__WORK REQUIRED__: How many lines of these records hold the string "Bitcoin"? Reply with the number alone.
PROVIDED RECORDS section start
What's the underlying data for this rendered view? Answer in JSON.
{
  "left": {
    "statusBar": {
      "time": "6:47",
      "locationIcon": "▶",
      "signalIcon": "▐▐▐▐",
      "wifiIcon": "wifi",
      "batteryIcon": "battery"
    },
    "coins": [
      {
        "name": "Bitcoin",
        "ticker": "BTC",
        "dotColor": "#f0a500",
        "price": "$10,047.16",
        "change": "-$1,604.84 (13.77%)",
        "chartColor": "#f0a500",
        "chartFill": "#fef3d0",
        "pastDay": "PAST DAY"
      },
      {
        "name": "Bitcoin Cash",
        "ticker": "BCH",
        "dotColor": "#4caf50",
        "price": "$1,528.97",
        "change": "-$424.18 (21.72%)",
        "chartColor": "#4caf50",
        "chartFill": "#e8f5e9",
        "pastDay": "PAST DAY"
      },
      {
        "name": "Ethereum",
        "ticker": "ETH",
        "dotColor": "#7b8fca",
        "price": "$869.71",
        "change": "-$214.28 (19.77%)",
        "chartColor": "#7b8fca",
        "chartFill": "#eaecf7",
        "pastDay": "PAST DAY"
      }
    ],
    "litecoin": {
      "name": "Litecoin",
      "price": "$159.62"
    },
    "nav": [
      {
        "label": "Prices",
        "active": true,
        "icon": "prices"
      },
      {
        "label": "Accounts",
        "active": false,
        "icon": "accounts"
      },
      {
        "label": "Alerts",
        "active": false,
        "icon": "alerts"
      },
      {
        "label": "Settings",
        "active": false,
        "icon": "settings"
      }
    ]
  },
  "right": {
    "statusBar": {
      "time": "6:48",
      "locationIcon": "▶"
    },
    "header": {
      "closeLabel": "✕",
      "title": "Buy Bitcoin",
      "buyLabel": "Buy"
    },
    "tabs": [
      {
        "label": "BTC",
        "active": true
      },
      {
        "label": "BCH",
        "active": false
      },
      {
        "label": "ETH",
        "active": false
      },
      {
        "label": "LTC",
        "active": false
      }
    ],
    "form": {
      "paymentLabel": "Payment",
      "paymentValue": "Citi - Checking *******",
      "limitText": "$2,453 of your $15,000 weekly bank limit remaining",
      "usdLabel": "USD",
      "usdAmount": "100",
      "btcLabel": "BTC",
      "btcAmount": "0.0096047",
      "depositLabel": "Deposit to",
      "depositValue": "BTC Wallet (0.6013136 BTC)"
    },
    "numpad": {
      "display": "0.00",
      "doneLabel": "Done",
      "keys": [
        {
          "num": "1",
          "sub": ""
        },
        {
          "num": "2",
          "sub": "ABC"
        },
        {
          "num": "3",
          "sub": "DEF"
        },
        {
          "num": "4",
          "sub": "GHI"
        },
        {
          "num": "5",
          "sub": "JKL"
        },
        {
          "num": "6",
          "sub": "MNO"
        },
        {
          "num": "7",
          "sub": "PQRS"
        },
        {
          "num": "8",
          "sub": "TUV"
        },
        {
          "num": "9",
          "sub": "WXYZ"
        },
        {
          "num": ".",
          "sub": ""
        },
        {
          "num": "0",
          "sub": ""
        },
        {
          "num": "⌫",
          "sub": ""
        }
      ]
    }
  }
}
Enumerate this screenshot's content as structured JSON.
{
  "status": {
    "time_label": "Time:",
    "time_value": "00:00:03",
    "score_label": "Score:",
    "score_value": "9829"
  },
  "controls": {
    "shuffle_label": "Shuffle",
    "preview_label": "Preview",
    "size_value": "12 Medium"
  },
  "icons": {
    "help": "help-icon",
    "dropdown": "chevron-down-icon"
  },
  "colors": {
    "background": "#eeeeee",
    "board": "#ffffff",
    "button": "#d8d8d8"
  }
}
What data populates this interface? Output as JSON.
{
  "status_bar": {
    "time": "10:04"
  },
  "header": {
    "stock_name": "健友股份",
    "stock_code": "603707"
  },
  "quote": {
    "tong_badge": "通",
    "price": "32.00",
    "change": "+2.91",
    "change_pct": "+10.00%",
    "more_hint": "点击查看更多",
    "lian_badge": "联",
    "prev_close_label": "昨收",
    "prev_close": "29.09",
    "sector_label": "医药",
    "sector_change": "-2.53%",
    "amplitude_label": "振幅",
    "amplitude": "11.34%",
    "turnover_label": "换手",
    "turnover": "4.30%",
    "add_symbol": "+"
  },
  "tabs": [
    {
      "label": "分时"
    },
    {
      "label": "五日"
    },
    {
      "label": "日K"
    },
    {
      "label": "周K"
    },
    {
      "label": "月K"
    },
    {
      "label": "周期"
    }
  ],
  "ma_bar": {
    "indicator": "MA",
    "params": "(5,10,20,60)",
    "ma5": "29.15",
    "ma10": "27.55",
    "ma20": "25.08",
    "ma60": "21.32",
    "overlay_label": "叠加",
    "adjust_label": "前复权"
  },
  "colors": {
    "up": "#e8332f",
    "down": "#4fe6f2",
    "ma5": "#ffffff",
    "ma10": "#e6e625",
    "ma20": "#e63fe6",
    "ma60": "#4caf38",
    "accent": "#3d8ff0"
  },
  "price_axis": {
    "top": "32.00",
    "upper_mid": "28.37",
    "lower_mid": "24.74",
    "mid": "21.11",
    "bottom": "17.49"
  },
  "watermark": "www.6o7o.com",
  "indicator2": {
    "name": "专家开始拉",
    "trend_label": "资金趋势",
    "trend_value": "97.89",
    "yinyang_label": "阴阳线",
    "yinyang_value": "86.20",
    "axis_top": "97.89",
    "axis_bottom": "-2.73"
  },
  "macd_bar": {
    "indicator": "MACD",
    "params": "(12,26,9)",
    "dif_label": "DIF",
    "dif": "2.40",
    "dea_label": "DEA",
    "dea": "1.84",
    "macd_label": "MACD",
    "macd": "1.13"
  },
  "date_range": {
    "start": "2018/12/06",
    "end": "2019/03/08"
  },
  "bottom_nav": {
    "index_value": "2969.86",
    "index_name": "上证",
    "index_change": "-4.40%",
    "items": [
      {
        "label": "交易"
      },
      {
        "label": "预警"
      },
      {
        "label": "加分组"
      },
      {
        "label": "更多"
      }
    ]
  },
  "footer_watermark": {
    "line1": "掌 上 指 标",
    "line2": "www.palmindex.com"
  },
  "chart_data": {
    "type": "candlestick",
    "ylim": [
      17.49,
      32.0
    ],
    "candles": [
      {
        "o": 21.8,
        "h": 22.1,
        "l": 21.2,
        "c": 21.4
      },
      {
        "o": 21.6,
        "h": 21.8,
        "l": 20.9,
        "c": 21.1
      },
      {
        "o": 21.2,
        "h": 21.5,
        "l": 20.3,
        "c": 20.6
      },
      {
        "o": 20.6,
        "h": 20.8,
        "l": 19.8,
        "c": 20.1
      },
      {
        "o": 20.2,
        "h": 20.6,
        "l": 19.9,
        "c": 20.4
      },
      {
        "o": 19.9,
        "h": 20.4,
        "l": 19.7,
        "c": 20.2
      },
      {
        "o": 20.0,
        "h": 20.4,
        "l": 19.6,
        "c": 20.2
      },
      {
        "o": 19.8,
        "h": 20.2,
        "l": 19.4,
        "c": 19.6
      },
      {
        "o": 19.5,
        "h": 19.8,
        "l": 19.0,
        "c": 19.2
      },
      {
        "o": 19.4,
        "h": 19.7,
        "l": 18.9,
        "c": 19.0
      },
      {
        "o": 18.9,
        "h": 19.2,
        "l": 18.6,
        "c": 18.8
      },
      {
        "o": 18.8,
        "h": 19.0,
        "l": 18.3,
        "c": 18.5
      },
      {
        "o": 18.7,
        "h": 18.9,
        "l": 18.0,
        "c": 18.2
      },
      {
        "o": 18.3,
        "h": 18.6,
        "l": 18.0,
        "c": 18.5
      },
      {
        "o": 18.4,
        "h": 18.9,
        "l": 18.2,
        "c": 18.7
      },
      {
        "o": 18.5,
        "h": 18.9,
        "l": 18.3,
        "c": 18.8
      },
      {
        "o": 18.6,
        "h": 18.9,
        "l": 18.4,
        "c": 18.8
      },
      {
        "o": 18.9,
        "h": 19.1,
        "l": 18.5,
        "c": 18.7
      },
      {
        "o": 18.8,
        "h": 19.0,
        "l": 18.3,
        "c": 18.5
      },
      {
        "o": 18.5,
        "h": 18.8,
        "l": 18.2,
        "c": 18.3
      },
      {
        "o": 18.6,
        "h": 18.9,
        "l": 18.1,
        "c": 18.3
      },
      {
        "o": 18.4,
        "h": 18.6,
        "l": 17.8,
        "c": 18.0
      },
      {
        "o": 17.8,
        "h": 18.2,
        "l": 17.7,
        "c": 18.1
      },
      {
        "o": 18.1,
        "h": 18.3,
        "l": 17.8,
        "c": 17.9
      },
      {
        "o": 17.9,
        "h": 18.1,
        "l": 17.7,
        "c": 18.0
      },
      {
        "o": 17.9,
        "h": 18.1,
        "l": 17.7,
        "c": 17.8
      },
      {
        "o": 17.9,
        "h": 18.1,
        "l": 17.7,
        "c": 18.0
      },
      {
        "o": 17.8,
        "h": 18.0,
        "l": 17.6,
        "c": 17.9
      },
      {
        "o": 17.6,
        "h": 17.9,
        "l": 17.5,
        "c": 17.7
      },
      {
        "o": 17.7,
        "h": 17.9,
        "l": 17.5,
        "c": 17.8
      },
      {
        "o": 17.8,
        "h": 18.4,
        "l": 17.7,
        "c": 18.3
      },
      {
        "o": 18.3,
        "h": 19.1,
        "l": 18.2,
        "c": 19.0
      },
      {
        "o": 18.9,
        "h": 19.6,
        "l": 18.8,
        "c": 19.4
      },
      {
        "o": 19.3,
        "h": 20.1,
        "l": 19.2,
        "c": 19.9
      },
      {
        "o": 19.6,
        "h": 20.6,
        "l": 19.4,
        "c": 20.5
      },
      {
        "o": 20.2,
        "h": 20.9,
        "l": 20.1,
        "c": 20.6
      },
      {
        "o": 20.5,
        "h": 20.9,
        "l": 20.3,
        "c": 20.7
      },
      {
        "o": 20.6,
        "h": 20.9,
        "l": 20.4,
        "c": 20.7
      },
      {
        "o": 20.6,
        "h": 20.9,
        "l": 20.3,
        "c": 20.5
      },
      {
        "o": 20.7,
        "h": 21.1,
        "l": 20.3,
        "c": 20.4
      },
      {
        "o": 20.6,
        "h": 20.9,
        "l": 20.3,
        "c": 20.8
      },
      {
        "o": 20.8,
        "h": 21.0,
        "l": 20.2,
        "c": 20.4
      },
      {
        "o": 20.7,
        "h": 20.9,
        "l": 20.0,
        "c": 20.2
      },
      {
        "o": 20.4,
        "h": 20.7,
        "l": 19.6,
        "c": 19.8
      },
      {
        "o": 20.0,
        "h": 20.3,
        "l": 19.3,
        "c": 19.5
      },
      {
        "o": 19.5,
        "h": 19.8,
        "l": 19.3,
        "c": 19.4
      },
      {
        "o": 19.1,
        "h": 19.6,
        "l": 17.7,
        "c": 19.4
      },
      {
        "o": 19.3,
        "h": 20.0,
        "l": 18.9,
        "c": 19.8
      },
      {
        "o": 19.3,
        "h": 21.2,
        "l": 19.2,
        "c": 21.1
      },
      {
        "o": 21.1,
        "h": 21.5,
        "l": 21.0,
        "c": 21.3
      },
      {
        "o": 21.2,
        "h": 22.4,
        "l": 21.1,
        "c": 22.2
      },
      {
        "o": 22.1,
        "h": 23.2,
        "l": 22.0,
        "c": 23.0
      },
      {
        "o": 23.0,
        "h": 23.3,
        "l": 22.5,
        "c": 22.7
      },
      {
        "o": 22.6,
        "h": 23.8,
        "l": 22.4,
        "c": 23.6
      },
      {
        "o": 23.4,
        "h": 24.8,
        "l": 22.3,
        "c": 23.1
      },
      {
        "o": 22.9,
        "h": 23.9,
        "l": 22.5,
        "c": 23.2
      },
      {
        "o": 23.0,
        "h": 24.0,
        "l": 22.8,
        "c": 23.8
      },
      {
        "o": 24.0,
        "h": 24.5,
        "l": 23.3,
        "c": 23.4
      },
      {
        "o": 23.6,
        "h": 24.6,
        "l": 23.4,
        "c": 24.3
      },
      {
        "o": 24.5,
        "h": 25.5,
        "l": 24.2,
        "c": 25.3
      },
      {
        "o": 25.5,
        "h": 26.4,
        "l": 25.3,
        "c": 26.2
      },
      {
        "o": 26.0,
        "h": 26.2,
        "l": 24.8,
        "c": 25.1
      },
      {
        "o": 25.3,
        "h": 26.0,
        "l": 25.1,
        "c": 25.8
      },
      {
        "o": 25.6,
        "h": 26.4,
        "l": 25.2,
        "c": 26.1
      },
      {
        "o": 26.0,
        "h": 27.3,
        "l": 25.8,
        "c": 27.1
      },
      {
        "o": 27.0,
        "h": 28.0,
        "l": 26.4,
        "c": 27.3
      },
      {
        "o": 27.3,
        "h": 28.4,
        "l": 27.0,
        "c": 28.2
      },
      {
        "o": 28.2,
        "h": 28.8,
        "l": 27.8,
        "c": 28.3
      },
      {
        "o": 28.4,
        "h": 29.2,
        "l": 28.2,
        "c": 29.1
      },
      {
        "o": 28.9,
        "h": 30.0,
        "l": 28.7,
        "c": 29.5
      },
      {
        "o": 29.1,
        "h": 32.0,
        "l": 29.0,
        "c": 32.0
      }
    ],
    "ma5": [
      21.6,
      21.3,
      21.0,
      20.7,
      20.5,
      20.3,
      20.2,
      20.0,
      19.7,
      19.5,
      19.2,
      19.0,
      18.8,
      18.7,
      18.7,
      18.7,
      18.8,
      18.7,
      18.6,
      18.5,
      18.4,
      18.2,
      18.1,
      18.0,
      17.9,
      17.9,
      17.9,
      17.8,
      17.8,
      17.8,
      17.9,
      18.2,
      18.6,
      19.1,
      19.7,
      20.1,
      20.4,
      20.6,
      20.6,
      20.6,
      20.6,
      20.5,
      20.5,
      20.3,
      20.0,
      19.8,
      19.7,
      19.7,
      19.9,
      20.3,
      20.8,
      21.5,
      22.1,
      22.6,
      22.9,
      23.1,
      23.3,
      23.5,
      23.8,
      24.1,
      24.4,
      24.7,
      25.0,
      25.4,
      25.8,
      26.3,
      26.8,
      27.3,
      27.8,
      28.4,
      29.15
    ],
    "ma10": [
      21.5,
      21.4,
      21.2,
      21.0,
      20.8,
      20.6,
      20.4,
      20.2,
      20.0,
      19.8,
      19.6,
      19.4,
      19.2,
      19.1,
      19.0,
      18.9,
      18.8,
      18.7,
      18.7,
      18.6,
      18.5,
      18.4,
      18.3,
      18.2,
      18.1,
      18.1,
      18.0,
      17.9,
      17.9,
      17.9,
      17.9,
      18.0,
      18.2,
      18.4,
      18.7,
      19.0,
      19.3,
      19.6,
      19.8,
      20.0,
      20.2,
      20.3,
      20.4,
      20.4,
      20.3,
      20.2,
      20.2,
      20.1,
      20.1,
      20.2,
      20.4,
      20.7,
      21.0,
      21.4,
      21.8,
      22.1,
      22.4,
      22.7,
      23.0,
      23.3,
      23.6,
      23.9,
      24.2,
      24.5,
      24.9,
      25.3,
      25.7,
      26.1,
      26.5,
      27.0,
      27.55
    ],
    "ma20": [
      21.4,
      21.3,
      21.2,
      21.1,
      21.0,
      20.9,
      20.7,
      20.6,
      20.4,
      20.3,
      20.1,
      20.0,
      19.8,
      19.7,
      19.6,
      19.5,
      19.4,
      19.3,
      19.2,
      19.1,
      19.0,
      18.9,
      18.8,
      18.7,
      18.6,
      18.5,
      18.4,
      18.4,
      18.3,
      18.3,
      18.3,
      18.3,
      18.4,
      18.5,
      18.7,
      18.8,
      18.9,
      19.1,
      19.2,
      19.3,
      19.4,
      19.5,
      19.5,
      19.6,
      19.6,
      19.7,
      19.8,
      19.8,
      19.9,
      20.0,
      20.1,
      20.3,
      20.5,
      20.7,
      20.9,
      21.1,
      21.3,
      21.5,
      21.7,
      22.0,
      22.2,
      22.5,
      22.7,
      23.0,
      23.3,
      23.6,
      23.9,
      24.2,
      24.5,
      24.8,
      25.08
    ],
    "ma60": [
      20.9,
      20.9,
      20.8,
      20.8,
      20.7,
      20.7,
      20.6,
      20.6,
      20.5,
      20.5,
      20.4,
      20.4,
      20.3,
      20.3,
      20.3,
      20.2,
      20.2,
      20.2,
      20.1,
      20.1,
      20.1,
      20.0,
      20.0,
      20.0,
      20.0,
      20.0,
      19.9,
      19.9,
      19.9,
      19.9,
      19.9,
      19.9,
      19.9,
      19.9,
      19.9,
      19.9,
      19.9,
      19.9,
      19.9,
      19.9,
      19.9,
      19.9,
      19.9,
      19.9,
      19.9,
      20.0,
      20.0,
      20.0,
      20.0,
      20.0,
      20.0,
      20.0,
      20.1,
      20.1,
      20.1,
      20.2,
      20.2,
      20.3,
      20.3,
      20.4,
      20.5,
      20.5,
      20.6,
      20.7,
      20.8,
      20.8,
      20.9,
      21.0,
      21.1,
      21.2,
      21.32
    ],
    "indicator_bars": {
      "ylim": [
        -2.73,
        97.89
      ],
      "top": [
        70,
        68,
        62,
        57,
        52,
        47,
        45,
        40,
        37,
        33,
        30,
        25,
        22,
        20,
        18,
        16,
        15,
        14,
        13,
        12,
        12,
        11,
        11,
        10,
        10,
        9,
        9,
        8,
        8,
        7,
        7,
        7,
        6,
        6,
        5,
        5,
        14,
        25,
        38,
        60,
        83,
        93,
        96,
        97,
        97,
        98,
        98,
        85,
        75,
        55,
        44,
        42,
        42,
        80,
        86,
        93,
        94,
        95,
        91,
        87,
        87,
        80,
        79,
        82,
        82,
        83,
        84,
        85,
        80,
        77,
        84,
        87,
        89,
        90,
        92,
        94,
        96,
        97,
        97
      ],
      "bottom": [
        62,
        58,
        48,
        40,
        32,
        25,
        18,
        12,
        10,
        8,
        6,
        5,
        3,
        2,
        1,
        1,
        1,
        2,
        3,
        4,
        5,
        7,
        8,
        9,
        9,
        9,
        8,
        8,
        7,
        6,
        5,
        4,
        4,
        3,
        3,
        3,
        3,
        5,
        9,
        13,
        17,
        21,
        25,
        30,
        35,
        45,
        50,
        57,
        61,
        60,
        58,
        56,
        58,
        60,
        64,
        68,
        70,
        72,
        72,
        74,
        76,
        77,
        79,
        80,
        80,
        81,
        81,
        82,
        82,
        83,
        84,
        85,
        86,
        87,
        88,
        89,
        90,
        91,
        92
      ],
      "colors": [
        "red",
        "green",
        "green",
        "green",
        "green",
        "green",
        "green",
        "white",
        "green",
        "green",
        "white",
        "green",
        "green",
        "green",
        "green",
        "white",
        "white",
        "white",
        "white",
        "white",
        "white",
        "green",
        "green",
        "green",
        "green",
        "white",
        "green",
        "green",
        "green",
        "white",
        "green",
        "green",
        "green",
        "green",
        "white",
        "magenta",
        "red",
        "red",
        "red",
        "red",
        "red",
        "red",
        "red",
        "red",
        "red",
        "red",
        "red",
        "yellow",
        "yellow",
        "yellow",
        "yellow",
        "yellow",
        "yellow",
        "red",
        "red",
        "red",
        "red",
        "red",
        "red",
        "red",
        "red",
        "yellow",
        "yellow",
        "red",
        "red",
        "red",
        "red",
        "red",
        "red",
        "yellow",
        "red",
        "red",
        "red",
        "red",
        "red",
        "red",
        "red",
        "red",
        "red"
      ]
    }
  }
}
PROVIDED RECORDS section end
__OUTPUT FOR THIS TASK__: 3